Art Spiegelman shattered the conventions of comic books and Holocaust literature with the publication of “Maus,” a Pulitzer Prize-winning graphic novel
that depicts the Nazis as cats and the Jews as mice. Now, a quarter-century after the publication of “Maus,” Spiegelman allows us to glimpse the origins, making and enduring impact of his courageous masterpiece in “MetaMaus: A Look Inside a Modern Classic, Maus” (Pantheon: $35).
Spiegelman credits Hillary Chute, an English professor at the University of Chicago, with inspiring and “enabling” him to create “MetaMaus,” which draws on four years of interviews by Chute and what he calls “my rat’s nest of files, archives, artwork, notebooks, journals, books and dirty laundry.” The result is an eye-catching and highly kinetic book-and-DVD package of art and text, conversation and reminiscence, photos, drawings and audio clips, all of which add up to an intimate family memoir, a detailed account of how a great work of art and literature came into existence, and a lively version of the kind of literary deconstruction that is ordinarily conducted in the dry prose of academic journals.
“Why comics?” asks an unseen interlocutor in one cartoon panel. “Why mice?!” “Why the Holocaust?!” The author, depicting himself as a skeleton in a mouse mask, answers: “Yikes!” And then adds: “… Or to quote my forefathers: Oy!”
No intimate detail is left out. Spiegelman reveals that he discovered the Holocaust at the age of 13 when he was searching out a copy of “Lady Chatterley’s Lover” in his mother’s private collection of books and happened upon “Minister of Death: The Adolf Eichmann Story.” His parents only reluctantly revealed their own experiences as survivors of the Holocaust, and his mother later took her own life, but he succeeded in extracting the real-life story that is played out in “Maus.” The theme of his reminiscences is the restless search for a safe place in which to encounter his parents and their horrific experiences and, at the same time, a way to define himself as an artist and a writer.
“The irony is just that the safety zone in my relationship with my father took place in discussing the moments when he was least safe, and where there were just such high stakes and disaster everywhere,” Spiegelman explains. “My impulse to become a cartoonist had something to do with finding a zone that was not my parent’s zone.
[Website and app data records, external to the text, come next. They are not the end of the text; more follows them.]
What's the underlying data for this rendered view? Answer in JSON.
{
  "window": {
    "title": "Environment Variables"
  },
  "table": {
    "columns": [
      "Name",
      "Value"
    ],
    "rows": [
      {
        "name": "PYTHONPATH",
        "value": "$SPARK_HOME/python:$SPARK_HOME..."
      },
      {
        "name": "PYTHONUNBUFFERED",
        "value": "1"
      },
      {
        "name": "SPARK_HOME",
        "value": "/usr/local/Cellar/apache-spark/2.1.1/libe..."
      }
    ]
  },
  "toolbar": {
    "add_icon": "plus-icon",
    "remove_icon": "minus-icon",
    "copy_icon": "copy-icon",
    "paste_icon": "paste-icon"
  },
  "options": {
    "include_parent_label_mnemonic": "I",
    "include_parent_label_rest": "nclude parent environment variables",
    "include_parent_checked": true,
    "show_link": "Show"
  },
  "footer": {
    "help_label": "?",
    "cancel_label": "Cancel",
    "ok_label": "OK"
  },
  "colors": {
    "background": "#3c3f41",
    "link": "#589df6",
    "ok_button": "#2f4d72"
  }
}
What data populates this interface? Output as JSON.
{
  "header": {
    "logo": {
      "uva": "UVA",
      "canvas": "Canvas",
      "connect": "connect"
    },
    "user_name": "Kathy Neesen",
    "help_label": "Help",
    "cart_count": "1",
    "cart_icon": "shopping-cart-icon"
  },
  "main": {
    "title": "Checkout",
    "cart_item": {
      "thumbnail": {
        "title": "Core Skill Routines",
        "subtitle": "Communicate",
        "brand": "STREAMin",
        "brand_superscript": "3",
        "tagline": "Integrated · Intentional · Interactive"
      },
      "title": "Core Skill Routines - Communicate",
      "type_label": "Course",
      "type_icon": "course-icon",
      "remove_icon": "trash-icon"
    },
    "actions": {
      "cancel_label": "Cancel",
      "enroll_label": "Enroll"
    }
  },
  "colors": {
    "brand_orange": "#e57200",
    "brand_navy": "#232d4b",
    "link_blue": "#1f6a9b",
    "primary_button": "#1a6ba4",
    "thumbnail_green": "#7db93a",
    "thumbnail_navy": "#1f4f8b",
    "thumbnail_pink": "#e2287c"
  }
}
It was my assimilation into the American culture that was closed to my parents, and it gave me a zone of safety from them.”
Spiegelman is brave and candid about the risks he took in using the tools of the cartoonist to depict the events of the Holocaust and about his own motives in doing so. “I didn’t think in terms of making a text about the Holocaust,” he explains. “The book was a text about my … my struggle, ‘mein kampf.’ And, within that context, I was just trying to tell the story without falling into the two pits on either side of the project: either coming off as a cynical wisenheimer about something that had genuine enormity, or being sentimental, a form of trivialization on the other side of that road.”
The impact of “MetaMaus” owes much to the artifacts that are displayed on its pages — bar mitzvah photos, early sketches from “Maus,” and the source material he consulted in his research, among much else. For example, he reproduces the rejection letters he received from America’s most important agents and publishers, most of whom managed to miss the point of the book in ways that should embarrass them. “It was very clever and funny,” wrote one famous figure, then at Knopf, “but right now we are publishing several comic strip-cartoon books, and I think it is too soon to take on another one.”
Spiegelman, by contrast, is an acute observer of the culture in which he lives and works, which helps to explain how he was able to navigate so deftly through the minefield of a comic book about the Holocaust. His editor at Pantheon, for example, feared a backlash from the Jewish community and recommended that he “just move to the country for a while and lie low,” but it turned out that America — if not Israel — was ready for a Holocaust comic book.
“If anything, I guess my fellow American Diasporists could accept the self-deprecating image of Jews as cute, fuzzy rodents,” he observes. “But I think that one of the reasons Israelis were never quite comfortable with the book is that the image of mice contains the stereotype of Jews as pathetic and defenseless creatures.”
The author acknowledges that the critical and financial success of “Maus” changed his own life, but he also discloses the moral burden that came with the honors and the royalty checks: “I’d incurred an obligation to the dead.” In “MetaMaus,” he has discharged that obligation and, at the same time, he has enriched our experience of his important work in a rare and significant way.